Austin said Monday he stands by his decision, noting he was trying to knock the Steelers out of what would have been about a 49-yard game-winning field goal attempt.
"The one thing I don't ever want to do, I don't want to second-guess myself, I don't want our players to second-guess themselves when they're out there playing," Austin said, via the team's official website. "So we're going to play aggressively. We're playing to win. And I thought at that point, that gave us the best chance to win. I didn't want to leave it into the field goal kicker's hands and allow him because it's not every day you block a field goal ... I think that's how you have to play in this league. If you play and you play conservatively all the time, you may not reap the rewards you want."
Austin's team got burned on the play by a rub/pick route that freed Brown for the 31-yard score and 28-21 victory.
"I wanted to force the hand, and again, they made a better play," Austin said. "They had a better call than mine. I didn't want to sit back, I didn't want to play passive, we had played some coverage, tried to bring some pressures through that whole series ... I knew they had three timeouts and I wanted to make sure they didn't get any more yards. They were right at the fringe of where we thought they were able to kick it, and my thing is I wanted to get a negative play, I wanted to go after them and make them have to make a decision. It didn't work this time."
In a league in which coaches often take the conservative approach for fear of getting burned, Austin's candidness is welcome.

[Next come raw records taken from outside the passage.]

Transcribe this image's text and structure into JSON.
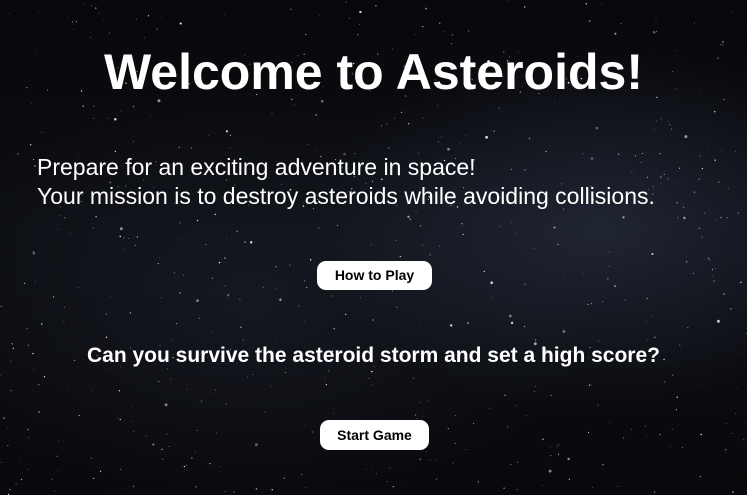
{
  "welcome": {
    "title": "Welcome to Asteroids!",
    "intro_line_1": "Prepare for an exciting adventure in space!",
    "intro_line_2": "Your mission is to destroy asteroids while avoiding collisions.",
    "how_to_play_label": "How to Play",
    "question": "Can you survive the asteroid storm and set a high score?",
    "start_game_label": "Start Game"
  },
  "colors": {
    "background": "#0a0b0f",
    "text": "#ffffff",
    "button_bg": "#ffffff",
    "button_text": "#000000"
  }
}
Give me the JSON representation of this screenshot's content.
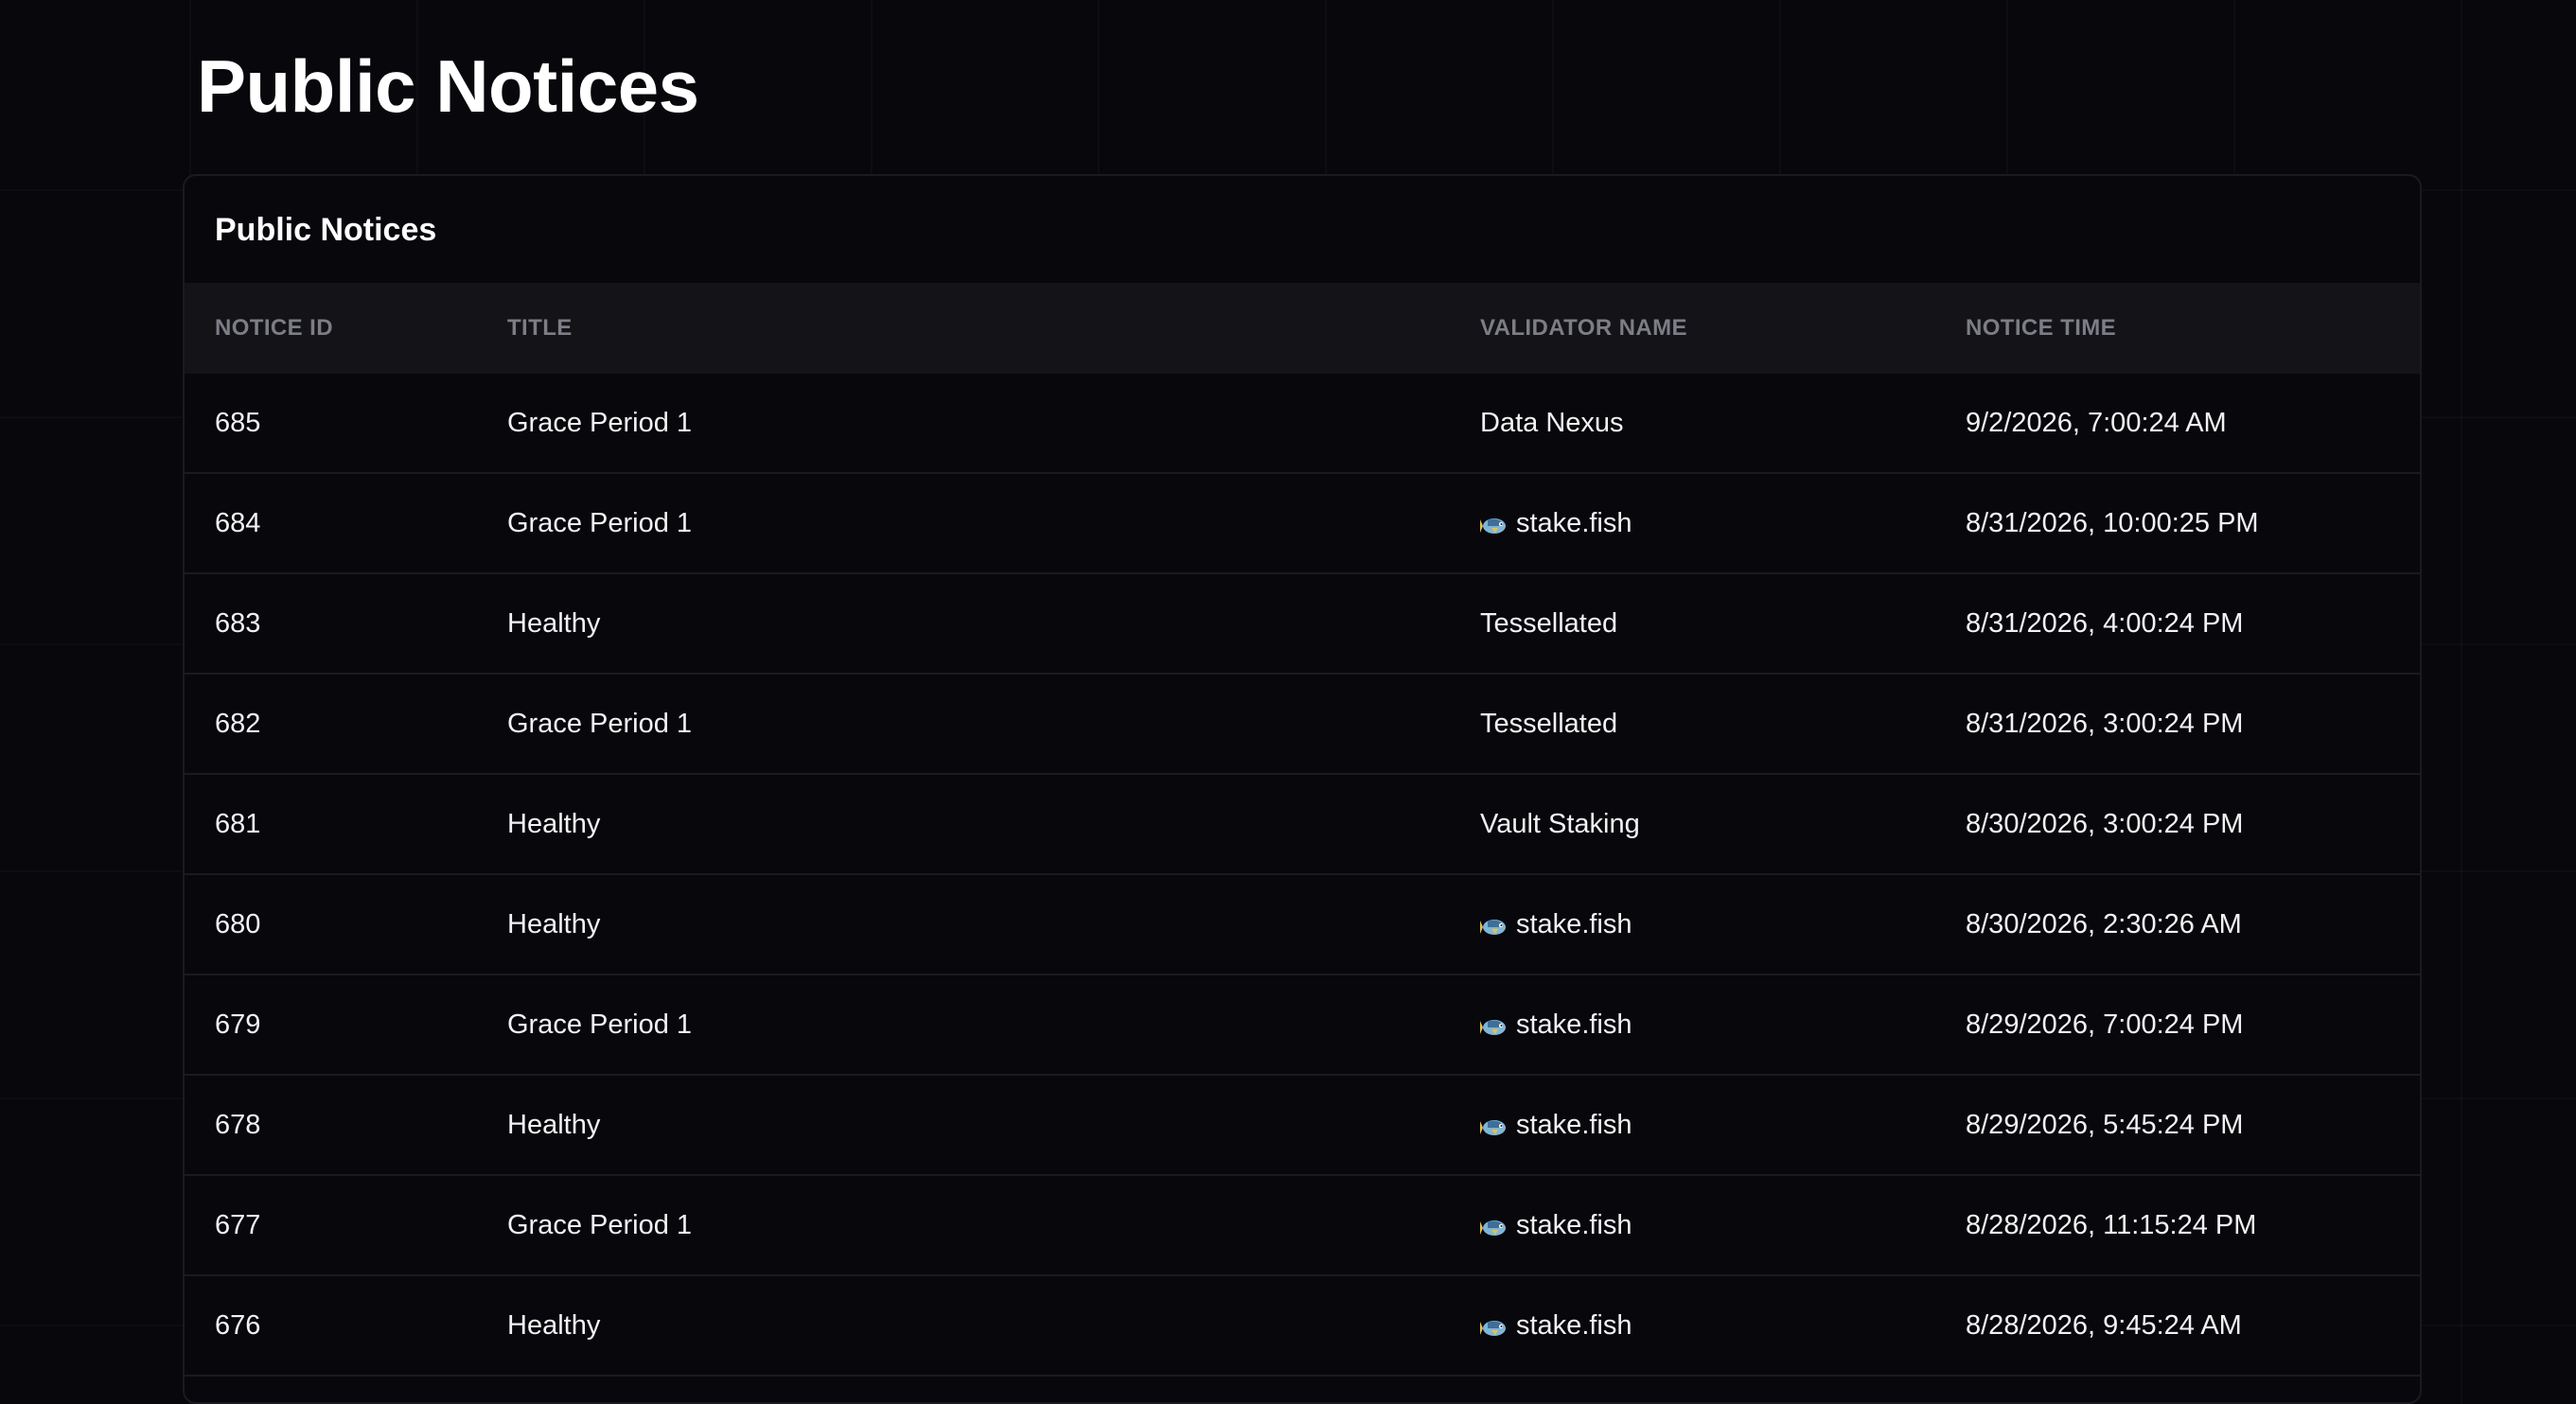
{
  "page": {
    "title": "Public Notices"
  },
  "card": {
    "title": "Public Notices"
  },
  "table": {
    "columns": [
      "NOTICE ID",
      "TITLE",
      "VALIDATOR NAME",
      "NOTICE TIME"
    ],
    "rows": [
      {
        "id": "685",
        "title": "Grace Period 1",
        "validator": "Data Nexus",
        "validator_icon": "",
        "time": "9/2/2026, 7:00:24 AM"
      },
      {
        "id": "684",
        "title": "Grace Period 1",
        "validator": "stake.fish",
        "validator_icon": "fish-icon",
        "time": "8/31/2026, 10:00:25 PM"
      },
      {
        "id": "683",
        "title": "Healthy",
        "validator": "Tessellated",
        "validator_icon": "",
        "time": "8/31/2026, 4:00:24 PM"
      },
      {
        "id": "682",
        "title": "Grace Period 1",
        "validator": "Tessellated",
        "validator_icon": "",
        "time": "8/31/2026, 3:00:24 PM"
      },
      {
        "id": "681",
        "title": "Healthy",
        "validator": "Vault Staking",
        "validator_icon": "",
        "time": "8/30/2026, 3:00:24 PM"
      },
      {
        "id": "680",
        "title": "Healthy",
        "validator": "stake.fish",
        "validator_icon": "fish-icon",
        "time": "8/30/2026, 2:30:26 AM"
      },
      {
        "id": "679",
        "title": "Grace Period 1",
        "validator": "stake.fish",
        "validator_icon": "fish-icon",
        "time": "8/29/2026, 7:00:24 PM"
      },
      {
        "id": "678",
        "title": "Healthy",
        "validator": "stake.fish",
        "validator_icon": "fish-icon",
        "time": "8/29/2026, 5:45:24 PM"
      },
      {
        "id": "677",
        "title": "Grace Period 1",
        "validator": "stake.fish",
        "validator_icon": "fish-icon",
        "time": "8/28/2026, 11:15:24 PM"
      },
      {
        "id": "676",
        "title": "Healthy",
        "validator": "stake.fish",
        "validator_icon": "fish-icon",
        "time": "8/28/2026, 9:45:24 AM"
      }
    ]
  },
  "colors": {
    "background": "#08080c",
    "header_row": "#131318",
    "border": "#1a1a20",
    "muted_text": "#7d7d86",
    "text": "#f2f2f4"
  }
}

Perhaps a struggling Chris Boswell would have yanked a long field goal attempt had Austin played conservatively. Perhaps Brown still makes a ridiculous play anyway. Perhaps Boswell nails another game-winner nonetheless. Perhaps we're all living in one giant simulation, and the game makers just like toying with us.